December 15, 2017

The Michigan Department of Transportation plans to award $3 million in funding to 40 railroad grade crossing projects.

The funding comes from the 2018 Local Grade Crossing Surface Program. Projects receiving funding were chosen through a competitive process according to criteria established by state law.

MDOT said in news release that the projects range from minor asphalt repairs to installing new track and surface materials.

The agency received 89 applications from road agencies in partnership with 19 railroads.

The annual program offers 60 percent funding for eligible projects, with railroads responsible for the remaining 40 percent of costs.
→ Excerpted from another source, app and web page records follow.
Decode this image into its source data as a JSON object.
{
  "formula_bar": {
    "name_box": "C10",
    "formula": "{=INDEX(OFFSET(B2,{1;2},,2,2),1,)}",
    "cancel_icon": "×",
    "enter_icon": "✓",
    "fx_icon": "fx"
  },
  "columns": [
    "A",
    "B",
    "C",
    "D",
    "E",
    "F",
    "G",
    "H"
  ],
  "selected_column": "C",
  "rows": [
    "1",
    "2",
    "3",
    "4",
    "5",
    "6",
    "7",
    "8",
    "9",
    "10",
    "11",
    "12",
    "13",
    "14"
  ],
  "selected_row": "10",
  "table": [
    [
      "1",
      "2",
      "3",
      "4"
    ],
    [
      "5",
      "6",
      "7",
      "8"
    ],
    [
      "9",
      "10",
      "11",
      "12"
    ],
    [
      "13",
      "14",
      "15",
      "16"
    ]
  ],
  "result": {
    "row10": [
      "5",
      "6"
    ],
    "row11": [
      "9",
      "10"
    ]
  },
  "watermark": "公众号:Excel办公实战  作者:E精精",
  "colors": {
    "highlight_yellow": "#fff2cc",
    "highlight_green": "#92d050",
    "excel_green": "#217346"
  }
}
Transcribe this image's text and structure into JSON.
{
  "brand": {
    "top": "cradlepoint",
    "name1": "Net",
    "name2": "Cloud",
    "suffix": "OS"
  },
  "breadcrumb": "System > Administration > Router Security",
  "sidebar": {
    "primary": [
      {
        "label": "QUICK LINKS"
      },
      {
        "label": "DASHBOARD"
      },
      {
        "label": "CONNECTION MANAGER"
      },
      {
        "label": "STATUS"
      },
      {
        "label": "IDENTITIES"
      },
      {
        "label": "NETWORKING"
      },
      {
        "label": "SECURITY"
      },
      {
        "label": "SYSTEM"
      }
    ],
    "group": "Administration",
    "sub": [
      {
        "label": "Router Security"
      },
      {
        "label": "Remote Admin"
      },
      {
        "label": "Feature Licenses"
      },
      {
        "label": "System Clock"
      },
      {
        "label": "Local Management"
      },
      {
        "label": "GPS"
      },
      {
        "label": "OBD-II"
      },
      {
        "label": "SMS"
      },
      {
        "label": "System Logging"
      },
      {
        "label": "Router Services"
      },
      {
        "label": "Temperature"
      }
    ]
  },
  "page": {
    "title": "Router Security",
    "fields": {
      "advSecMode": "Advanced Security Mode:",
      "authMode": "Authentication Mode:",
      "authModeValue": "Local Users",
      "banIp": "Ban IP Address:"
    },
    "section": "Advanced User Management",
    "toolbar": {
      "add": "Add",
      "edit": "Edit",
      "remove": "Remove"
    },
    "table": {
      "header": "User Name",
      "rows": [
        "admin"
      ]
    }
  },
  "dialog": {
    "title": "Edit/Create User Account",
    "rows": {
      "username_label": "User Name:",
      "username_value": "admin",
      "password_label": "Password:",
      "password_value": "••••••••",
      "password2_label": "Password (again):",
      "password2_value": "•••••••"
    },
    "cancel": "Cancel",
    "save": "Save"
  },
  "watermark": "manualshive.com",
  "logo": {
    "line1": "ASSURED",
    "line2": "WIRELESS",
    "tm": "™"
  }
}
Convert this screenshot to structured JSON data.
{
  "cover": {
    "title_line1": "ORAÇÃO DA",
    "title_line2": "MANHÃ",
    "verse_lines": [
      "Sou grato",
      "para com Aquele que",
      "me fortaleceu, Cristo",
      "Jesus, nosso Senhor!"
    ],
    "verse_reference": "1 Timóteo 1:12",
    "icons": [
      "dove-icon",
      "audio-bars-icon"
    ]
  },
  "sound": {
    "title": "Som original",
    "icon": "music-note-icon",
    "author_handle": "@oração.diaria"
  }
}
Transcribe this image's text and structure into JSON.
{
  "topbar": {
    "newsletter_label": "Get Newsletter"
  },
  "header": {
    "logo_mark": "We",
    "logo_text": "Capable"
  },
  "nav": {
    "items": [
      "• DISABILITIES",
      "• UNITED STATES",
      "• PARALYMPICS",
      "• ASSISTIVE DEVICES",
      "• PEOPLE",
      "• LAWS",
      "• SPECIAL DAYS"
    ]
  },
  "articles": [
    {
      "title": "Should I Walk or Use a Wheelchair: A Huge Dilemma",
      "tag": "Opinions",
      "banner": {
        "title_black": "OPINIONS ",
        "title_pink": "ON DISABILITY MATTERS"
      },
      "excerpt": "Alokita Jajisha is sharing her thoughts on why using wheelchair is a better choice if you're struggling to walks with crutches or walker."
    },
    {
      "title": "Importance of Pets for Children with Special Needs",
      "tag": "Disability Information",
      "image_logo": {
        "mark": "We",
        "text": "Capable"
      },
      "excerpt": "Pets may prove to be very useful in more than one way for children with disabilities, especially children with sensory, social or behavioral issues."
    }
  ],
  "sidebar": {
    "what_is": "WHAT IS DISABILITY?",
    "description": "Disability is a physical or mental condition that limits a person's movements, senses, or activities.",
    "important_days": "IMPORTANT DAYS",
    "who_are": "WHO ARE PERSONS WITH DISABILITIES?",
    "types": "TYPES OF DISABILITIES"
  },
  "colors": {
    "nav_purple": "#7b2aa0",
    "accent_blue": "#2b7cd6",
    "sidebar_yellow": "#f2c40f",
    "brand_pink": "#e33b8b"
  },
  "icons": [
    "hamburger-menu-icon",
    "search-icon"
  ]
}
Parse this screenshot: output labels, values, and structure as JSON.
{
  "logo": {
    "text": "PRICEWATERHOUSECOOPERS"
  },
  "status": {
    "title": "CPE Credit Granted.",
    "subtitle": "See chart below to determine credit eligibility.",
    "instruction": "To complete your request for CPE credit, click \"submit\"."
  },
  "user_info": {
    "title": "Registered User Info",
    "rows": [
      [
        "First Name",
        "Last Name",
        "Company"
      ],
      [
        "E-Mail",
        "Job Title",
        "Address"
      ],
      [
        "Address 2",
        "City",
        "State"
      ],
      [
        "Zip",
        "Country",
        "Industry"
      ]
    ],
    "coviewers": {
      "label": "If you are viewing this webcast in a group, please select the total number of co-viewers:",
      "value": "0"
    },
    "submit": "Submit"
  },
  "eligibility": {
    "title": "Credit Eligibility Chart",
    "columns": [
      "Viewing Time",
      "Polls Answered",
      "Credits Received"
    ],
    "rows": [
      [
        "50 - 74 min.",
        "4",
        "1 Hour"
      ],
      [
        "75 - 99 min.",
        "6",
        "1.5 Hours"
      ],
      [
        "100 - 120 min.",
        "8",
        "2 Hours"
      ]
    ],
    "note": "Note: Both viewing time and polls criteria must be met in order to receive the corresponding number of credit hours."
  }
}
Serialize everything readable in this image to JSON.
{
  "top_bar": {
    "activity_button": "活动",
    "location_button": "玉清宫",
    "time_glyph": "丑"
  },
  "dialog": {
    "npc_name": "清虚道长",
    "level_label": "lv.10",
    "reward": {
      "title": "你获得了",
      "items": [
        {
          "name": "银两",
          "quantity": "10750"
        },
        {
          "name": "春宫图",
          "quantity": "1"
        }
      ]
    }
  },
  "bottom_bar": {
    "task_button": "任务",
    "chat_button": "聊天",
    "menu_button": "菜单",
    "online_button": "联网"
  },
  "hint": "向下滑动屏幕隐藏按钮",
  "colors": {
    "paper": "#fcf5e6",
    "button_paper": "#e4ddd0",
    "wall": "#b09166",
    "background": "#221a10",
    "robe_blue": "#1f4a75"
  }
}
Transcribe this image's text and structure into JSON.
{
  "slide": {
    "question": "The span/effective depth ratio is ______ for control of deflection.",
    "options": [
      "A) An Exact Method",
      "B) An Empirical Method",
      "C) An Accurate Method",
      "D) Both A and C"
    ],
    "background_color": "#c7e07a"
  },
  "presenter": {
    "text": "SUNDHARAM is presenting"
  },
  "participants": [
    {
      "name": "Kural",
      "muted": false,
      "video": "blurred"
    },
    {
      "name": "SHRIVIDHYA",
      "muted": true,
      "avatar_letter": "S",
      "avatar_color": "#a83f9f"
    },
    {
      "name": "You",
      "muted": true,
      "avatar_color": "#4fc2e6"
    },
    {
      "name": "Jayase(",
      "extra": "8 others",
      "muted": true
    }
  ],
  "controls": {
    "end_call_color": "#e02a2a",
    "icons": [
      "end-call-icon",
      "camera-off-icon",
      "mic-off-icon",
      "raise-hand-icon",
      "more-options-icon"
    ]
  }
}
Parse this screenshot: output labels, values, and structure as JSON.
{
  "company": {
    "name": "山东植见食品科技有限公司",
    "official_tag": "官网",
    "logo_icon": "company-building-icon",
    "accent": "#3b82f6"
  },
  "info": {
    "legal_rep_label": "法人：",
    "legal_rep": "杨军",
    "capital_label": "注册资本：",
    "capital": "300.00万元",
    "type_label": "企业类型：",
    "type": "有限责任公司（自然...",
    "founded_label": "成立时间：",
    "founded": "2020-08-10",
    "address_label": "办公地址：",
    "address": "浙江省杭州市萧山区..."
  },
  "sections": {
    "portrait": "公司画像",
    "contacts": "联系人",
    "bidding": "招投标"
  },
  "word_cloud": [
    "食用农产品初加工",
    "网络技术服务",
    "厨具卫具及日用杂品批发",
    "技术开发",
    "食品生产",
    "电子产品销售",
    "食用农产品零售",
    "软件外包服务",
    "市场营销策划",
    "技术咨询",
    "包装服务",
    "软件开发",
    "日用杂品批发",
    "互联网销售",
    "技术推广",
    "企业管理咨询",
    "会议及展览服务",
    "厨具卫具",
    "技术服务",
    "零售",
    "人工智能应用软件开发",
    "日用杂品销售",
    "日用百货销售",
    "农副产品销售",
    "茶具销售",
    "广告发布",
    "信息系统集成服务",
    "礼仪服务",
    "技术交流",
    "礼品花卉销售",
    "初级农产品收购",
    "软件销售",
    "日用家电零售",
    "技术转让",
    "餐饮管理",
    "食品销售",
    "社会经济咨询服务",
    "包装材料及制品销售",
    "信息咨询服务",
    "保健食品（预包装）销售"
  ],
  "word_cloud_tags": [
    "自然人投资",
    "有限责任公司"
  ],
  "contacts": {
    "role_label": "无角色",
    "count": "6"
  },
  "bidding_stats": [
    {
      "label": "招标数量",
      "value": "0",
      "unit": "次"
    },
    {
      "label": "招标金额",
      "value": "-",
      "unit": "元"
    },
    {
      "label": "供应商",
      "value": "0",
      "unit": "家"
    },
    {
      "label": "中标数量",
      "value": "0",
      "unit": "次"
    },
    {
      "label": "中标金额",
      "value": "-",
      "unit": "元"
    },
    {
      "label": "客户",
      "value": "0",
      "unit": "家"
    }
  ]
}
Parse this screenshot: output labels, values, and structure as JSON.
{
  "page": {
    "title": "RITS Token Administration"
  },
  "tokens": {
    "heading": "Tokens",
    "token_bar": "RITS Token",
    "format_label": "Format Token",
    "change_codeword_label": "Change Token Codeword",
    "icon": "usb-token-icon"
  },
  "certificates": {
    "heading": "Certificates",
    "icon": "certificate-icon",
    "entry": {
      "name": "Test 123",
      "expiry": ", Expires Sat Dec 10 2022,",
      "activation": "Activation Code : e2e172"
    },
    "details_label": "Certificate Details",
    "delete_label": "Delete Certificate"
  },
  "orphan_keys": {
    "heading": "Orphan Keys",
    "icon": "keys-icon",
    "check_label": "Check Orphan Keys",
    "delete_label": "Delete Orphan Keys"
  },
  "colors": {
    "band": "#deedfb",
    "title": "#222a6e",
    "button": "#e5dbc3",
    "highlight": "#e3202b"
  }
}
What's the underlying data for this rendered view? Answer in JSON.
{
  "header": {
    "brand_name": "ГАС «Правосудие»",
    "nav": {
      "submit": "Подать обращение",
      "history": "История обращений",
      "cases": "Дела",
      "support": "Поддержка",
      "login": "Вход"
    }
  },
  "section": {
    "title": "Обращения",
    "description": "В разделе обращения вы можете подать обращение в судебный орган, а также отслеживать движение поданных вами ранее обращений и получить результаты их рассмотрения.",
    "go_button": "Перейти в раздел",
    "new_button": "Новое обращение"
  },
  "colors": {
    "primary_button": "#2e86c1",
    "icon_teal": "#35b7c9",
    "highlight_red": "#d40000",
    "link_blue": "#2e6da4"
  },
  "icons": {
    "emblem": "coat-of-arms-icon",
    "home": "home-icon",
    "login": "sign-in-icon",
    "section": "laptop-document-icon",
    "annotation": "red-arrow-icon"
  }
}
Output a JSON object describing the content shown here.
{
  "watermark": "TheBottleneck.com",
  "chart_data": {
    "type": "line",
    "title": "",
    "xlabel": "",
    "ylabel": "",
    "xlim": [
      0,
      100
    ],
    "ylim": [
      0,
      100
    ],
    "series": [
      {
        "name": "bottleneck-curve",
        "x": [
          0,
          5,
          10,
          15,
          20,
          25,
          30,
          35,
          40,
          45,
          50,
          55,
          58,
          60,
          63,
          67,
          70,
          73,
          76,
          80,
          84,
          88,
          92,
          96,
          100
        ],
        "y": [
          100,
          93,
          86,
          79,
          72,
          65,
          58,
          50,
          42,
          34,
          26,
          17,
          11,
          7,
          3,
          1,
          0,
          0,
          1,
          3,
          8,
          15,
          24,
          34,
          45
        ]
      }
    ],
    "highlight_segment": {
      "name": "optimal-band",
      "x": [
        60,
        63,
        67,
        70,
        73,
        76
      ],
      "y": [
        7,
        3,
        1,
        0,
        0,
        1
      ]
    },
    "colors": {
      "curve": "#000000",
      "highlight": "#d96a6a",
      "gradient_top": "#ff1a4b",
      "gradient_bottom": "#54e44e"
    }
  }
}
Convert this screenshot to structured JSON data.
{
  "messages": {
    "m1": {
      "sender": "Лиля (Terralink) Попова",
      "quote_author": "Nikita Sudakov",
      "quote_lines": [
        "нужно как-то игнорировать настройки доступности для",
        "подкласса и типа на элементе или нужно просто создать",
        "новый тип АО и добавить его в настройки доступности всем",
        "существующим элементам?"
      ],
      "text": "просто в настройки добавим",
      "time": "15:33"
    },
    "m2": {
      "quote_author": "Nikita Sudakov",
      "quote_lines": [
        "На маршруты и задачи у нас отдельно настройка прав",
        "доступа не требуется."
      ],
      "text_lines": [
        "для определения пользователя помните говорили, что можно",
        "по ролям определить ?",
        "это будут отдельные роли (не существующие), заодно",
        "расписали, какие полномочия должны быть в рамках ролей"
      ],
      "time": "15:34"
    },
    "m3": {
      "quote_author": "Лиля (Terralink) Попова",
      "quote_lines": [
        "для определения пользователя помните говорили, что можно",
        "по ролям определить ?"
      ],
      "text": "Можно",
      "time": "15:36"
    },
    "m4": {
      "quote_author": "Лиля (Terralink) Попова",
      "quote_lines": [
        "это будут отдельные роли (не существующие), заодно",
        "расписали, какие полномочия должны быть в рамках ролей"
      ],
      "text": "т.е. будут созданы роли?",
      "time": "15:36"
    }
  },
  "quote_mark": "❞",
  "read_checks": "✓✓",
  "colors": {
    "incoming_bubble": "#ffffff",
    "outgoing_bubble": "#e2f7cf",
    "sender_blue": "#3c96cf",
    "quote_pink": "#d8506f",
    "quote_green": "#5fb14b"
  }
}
The railroads and their contractors perform the repair work with cooperation for detour routes provided by local road agencies.

MDOT identified the 2018 recipients on its website.

Port Huron Wants New or Improved Amtrak Station

October 19, 2017

Port Huron wants a new or renovated Amtrak station and has received a grant to study that prospect.

The Blue Water Area Transportation Commission received the $125,000 that will fund a station site study. Public hearings will be held on Oct. 19 and 26.

It is not clear at this point if a new station would be built at the existing site on 16th Street or elsewhere.

“We’re reaching out to the public to do a couple of things. One, let them know this study is occurring, and two, get their input or feelings on the existing Amtrak station or any potential sites they can think of,” said Dave McElroy, BWAT assistant manager and finance director.

“I think it’s been talked about in the community for a long time. It’s been highlighted in a few community long-range plans. It’s one of the few Amtrak stations that hasn’t been updated in the state.”

Most of the grant funds came from the federal government with the remainder channeled from the Michigan Department of Transportation. The study is expected to be completed next spring.

The primary objective of the study is to identify potential site options and determine what requirements may exist for a new or rehabilitated station.

“There is no predetermined location and it has not been predetermined that an existing station will be replaced,” McElroy said.

Among the complaints that passengers have expressed about the current Port Huron station are parking and security issues, as well as access for those with disabilities.

“I’m not talking about the neighborhood. I’m talking about the lighting, the parking, blind spots, things that make people feel unsafe,” McElroy said. “It’s just the lighting and layout that exists there. If parking’s (an issue) now, and they project ridership to increase, it’s going to be a problem then. But we’ll see when the study comes back.”

Port Huron is the eastern terminus of Amtrak’s Blue Water, which originates in Chicago.